The way NZ is dealing with coronavirus is that the borders are closed except to returning citizens. Until recently, the government would cover your roughly $3,000 worth of fees per person to be in managed isolation. Once you arrive, you’d get taken to a motel and you’d have to just sit there for two weeks. So it was pretty strict, as far as we were aware. There were stories of people escaping to go to the supermarket, but on the whole, we’re pretty isolated from the rest of the world so we didn’t really think about it — until there was community transmission. Then it was suddenly like, “Oh, shit.”
I think for a number of reasons, it didn’t feel like any other show. For one, we hadn’t played as a band in maybe 10 or 11 months, so there was a fair amount of anticipation from the audience and from us. I know there was a lot of stress on my part — I was like, I just gotta get two songs in and I’ll be fine, to sort of break the ice.
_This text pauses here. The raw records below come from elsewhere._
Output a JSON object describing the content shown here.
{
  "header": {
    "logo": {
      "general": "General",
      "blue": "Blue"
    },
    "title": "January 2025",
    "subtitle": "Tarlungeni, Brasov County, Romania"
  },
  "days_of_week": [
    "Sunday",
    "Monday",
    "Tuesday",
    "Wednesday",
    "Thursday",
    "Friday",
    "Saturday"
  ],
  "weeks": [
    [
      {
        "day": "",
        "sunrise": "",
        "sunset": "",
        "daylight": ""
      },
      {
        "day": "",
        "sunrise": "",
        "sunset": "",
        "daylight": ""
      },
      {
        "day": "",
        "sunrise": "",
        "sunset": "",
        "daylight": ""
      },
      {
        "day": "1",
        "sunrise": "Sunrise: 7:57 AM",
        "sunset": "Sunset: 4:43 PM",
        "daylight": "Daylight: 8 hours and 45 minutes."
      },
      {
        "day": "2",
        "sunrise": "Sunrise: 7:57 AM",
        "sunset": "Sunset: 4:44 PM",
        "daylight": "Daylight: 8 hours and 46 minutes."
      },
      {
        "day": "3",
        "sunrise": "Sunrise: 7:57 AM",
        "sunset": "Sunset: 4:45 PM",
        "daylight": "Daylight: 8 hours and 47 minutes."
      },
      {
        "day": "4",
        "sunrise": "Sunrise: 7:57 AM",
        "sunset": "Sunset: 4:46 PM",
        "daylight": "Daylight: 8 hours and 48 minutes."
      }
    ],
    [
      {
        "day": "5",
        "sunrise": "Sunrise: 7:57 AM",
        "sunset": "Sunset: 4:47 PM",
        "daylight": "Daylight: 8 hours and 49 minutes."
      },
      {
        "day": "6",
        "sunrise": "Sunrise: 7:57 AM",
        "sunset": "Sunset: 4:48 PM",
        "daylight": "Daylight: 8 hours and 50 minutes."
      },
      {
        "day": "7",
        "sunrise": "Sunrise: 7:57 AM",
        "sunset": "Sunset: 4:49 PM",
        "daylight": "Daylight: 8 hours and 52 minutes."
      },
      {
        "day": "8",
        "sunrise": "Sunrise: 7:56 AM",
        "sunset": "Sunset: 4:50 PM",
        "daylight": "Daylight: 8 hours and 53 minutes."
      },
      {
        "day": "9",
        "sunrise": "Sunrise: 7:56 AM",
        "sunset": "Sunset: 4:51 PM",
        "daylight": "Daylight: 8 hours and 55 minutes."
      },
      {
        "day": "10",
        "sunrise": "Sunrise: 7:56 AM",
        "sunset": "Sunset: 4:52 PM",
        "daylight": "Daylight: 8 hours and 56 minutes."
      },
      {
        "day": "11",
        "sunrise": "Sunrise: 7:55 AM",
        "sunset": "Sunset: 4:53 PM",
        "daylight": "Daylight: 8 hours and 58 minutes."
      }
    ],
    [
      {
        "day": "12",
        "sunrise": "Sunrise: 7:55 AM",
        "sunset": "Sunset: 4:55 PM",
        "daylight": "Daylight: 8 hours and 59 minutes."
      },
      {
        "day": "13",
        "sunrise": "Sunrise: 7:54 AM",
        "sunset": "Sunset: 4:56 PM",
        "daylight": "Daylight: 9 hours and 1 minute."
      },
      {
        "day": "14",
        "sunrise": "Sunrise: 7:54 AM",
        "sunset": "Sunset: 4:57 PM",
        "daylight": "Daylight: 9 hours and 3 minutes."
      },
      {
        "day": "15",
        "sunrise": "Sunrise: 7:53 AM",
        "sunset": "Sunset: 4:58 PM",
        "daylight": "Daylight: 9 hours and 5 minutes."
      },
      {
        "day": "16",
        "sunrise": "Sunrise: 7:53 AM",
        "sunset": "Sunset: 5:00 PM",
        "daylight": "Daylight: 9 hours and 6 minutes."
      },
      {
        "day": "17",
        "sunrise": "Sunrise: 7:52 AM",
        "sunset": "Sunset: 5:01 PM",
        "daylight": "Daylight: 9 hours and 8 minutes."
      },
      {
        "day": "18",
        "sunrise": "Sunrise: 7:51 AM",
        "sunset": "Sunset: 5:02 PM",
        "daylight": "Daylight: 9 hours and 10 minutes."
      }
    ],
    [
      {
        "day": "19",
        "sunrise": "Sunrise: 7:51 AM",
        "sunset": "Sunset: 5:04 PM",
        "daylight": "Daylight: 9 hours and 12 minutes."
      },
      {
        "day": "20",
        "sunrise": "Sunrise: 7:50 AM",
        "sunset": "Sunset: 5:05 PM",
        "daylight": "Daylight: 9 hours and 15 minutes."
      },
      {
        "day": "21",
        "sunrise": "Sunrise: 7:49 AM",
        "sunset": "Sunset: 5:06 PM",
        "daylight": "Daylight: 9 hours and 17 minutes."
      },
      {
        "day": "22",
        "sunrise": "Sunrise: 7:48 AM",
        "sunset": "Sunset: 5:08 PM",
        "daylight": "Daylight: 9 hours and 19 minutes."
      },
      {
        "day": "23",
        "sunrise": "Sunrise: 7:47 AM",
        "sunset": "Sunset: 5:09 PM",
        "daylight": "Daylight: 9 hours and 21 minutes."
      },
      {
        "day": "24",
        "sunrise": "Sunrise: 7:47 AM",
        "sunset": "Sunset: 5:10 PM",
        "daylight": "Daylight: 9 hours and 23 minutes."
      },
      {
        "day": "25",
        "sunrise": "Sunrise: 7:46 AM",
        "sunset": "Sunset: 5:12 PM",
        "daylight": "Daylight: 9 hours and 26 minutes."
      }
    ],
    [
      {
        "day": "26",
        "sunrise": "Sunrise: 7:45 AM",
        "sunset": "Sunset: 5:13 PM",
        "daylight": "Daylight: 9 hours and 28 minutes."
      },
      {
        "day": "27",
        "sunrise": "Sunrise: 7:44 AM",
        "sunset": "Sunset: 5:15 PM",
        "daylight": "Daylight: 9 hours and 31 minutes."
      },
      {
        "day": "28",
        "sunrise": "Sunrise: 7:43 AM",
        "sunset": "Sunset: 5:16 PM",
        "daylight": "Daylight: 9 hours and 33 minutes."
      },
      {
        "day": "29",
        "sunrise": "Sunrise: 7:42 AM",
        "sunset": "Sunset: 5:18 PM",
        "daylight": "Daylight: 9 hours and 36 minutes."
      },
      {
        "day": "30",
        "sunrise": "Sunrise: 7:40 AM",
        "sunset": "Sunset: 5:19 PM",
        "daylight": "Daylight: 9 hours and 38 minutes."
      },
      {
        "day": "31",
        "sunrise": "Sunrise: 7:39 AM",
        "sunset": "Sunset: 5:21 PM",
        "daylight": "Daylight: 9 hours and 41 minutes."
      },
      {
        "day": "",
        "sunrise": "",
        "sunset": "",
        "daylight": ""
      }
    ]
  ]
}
And then — I don’t know if it’s Kiwis in general, but we’re kind of slow ticket buyers. Even for an established artist who you expect is going to sell out, people sort of dawdle. So it was like, “Well, tickets aren’t really moving, but we just announced it and we’ve still got two weeks to sell them.” And then suddenly the tickets were gone and people were texting, “Are there gonna be door sales? Can I get on the list?” — you had two weeks to buy a ticket! But it was really great in the sense that it felt like we went from zero gigs to playing a packed room.
It was strange, because I hadn’t really gone to shows in the two months that shows were back on. Peter works at Whammy/Wine Cellar as a bartender some nights, so he’s very used to the gig environment and had already played a solo show early on out of lockdown, whereas I just hadn’t been to shows. I wanted to, but it just felt weird — I think some people felt similarly, but a lot of people didn’t have the same reservations. It was a lot for me, as the venue is in a basement and it’s got a low ceiling, it feels like you’re really cramped in.
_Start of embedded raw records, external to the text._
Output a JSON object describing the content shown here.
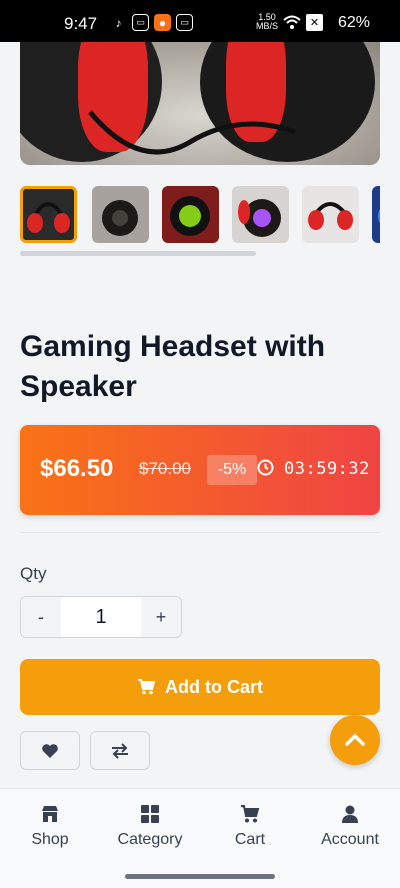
{
  "status_bar": {
    "time": "9:47",
    "net_speed": "1.50",
    "net_unit": "MB/S",
    "battery": "62%"
  },
  "product": {
    "title": "Gaming Headset with Speaker",
    "price": "$66.50",
    "old_price": "$70.00",
    "discount": "-5%",
    "countdown": "03:59:32",
    "image_count_visible": 6,
    "active_image": 1
  },
  "quantity": {
    "label": "Qty",
    "minus": "-",
    "value": "1",
    "plus": "+"
  },
  "actions": {
    "add_to_cart": "Add to Cart"
  },
  "icons": {
    "cart": "cart-icon",
    "heart": "heart-icon",
    "compare": "compare-icon",
    "scroll_top": "chevron-up-icon",
    "clock": "clock-icon"
  },
  "bottom_nav": {
    "items": [
      {
        "label": "Shop",
        "icon": "store-icon"
      },
      {
        "label": "Category",
        "icon": "grid-icon"
      },
      {
        "label": "Cart",
        "icon": "cart-icon"
      },
      {
        "label": "Account",
        "icon": "user-icon"
      }
    ]
  },
  "colors": {
    "accent": "#f59e0b",
    "price_gradient_start": "#f97316",
    "price_gradient_end": "#ef4444"
  }
}
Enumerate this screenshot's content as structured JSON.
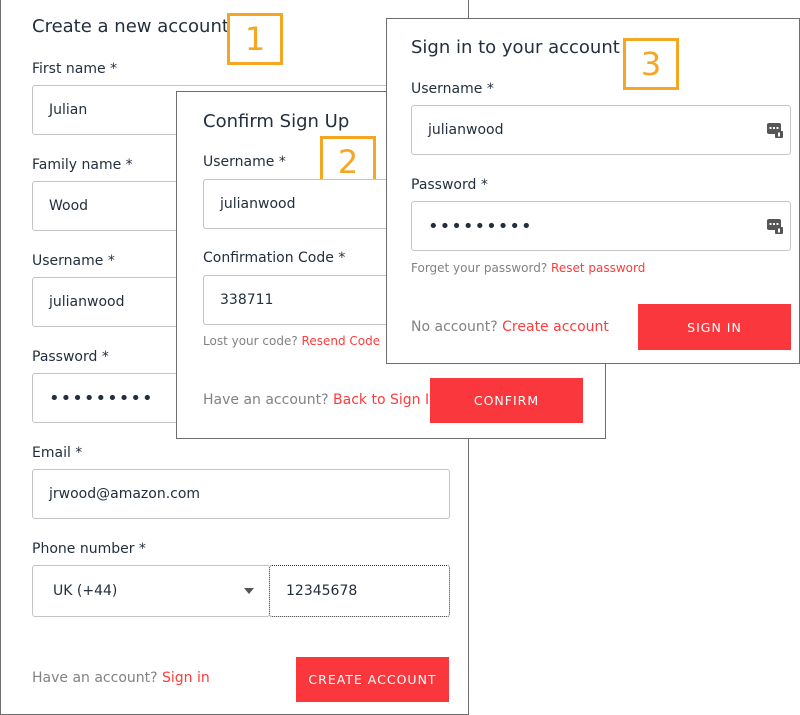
{
  "signup": {
    "title": "Create a new account",
    "badge": "1",
    "first_name_label": "First name *",
    "first_name_value": "Julian",
    "family_name_label": "Family name *",
    "family_name_value": "Wood",
    "username_label": "Username *",
    "username_value": "julianwood",
    "password_label": "Password *",
    "password_value": "•••••••••",
    "email_label": "Email *",
    "email_value": "jrwood@amazon.com",
    "phone_label": "Phone number *",
    "country_code": "UK (+44)",
    "phone_value": "12345678",
    "have_account": "Have an account?",
    "sign_in_link": "Sign in",
    "create_button": "CREATE ACCOUNT"
  },
  "confirm": {
    "title": "Confirm Sign Up",
    "badge": "2",
    "username_label": "Username *",
    "username_value": "julianwood",
    "code_label": "Confirmation Code *",
    "code_value": "338711",
    "lost_code": "Lost your code?",
    "resend_link": "Resend Code",
    "have_account": "Have an account?",
    "back_link": "Back to Sign In",
    "confirm_button": "CONFIRM"
  },
  "signin": {
    "title": "Sign in to your account",
    "badge": "3",
    "username_label": "Username *",
    "username_value": "julianwood",
    "password_label": "Password *",
    "password_value": "•••••••••",
    "forgot": "Forget your password?",
    "reset_link": "Reset password",
    "no_account": "No account?",
    "create_link": "Create account",
    "signin_button": "SIGN IN"
  },
  "colors": {
    "accent": "#f9373c",
    "link": "#ff3b3b",
    "badge": "#f5a623"
  },
  "icons": {
    "password_manager": "keyboard-key-icon",
    "select_caret": "chevron-down-icon"
  }
}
We have some October dates booked for our New Zealand tour. We’re just sitting back to see what happens. Last week we were like, “Should we do a group call to see what we wanna do?” And this sounds brutal, but my stance was, realistically, what are we able to do at that stage? The way I feel about it is: Just because you can, doesn’t mean you should — it has to be taken in moderation. There’s going to be a lot of assessment, because a tour would be a lot of travel. We’d be flying, but Wellington, if we drove, is nine hours away. It’s a lot of space geographically, so it’s not the kind of trip you want to do even if we were allowed to, if things were still sketchy at the time of announcement.
People are annoyed about lockdown and there’s a lot to be said about how it should be dealt with better, but the few times I’ve been outside people have been wearing masks. I think it’s easy to self-distance in the sense that we’re not super populated — there’s so much physical space, you kind of have to make an effort to go up to people.
So far, it feels like a lot of focus has been on artists — how we feel about not playing shows, and what this means for artists’ mental health. I think that more attention needs to be given to those that are the would-be “audience”. Live shows are only part of the equation, and artists and their audience definitely vibe off each others’ energies — that’s what forms a community. People are also missing things like the social bonding and stress release that comes with attending shows, and I think these are just as important.
I don’t want to get overly fatalistic about the future of live music, but I’m pretty pessimistic. No one thinks it’s viable to shut down the country every time there’s a handful of cases, but at the same time, if you want to maintain some kind of balanced state, there’s going to be a lot of distancing. We’re not the kind of band that could do a sit down gig. It’d be so strange.